Read the data, and whenever a line holds the word "have", report that line.

**Extracted records**.

◆ ◆ ◆ ◆ ◆ ◆ ◆

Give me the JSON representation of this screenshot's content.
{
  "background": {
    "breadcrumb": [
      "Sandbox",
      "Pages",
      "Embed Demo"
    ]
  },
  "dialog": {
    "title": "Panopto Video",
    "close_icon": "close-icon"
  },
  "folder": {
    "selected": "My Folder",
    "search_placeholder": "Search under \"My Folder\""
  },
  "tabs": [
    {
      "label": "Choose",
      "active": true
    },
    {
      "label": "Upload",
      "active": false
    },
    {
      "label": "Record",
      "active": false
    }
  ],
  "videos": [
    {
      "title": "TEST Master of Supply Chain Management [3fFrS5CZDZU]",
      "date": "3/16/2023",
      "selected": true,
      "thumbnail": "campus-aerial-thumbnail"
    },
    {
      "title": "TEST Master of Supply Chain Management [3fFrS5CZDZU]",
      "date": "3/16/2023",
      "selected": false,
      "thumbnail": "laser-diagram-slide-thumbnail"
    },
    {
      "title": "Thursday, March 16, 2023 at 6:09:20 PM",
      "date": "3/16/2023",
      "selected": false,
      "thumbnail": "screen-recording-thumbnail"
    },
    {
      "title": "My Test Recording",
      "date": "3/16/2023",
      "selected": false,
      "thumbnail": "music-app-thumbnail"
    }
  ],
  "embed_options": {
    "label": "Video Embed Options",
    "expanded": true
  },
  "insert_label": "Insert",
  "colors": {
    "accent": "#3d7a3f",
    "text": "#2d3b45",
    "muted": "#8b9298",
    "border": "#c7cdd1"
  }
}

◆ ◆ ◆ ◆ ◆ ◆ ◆

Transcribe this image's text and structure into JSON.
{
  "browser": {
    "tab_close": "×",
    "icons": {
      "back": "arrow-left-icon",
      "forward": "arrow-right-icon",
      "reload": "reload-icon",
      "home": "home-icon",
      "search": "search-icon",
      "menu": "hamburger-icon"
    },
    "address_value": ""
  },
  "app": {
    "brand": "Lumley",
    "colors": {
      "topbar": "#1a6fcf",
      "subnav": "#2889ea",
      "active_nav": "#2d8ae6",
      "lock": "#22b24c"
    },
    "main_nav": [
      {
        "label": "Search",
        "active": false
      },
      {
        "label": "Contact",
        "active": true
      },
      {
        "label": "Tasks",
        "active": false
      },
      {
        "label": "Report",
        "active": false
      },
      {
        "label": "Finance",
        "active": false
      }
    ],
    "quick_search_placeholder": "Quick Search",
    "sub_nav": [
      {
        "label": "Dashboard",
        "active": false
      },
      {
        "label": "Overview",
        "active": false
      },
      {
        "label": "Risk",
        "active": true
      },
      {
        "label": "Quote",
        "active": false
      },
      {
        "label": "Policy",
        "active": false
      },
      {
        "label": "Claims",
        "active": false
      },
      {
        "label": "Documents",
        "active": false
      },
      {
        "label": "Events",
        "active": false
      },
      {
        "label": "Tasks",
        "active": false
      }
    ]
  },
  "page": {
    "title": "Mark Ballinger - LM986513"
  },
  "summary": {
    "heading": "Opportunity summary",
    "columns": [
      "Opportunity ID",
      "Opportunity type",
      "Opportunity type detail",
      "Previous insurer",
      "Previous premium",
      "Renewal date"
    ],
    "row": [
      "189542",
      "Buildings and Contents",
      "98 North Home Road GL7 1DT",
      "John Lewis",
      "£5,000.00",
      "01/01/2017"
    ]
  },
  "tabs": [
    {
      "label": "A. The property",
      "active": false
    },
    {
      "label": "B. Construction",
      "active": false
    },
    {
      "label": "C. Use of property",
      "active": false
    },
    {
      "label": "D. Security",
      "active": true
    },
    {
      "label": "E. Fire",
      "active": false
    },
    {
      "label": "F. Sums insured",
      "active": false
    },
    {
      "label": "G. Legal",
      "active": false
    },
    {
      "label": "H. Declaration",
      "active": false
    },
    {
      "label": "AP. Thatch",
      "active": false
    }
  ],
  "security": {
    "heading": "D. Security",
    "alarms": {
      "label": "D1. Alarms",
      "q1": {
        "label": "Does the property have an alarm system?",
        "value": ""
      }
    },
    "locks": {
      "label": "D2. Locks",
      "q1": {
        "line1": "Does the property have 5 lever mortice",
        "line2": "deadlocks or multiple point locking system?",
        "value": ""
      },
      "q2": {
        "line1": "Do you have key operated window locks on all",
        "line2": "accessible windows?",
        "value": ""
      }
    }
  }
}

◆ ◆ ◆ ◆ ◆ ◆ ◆

**The completed task**.
        "label": "Does the property have an alarm system?",
        "line1": "Does the property have 5 lever mortice",
        "line1": "Do you have key operated window locks on all",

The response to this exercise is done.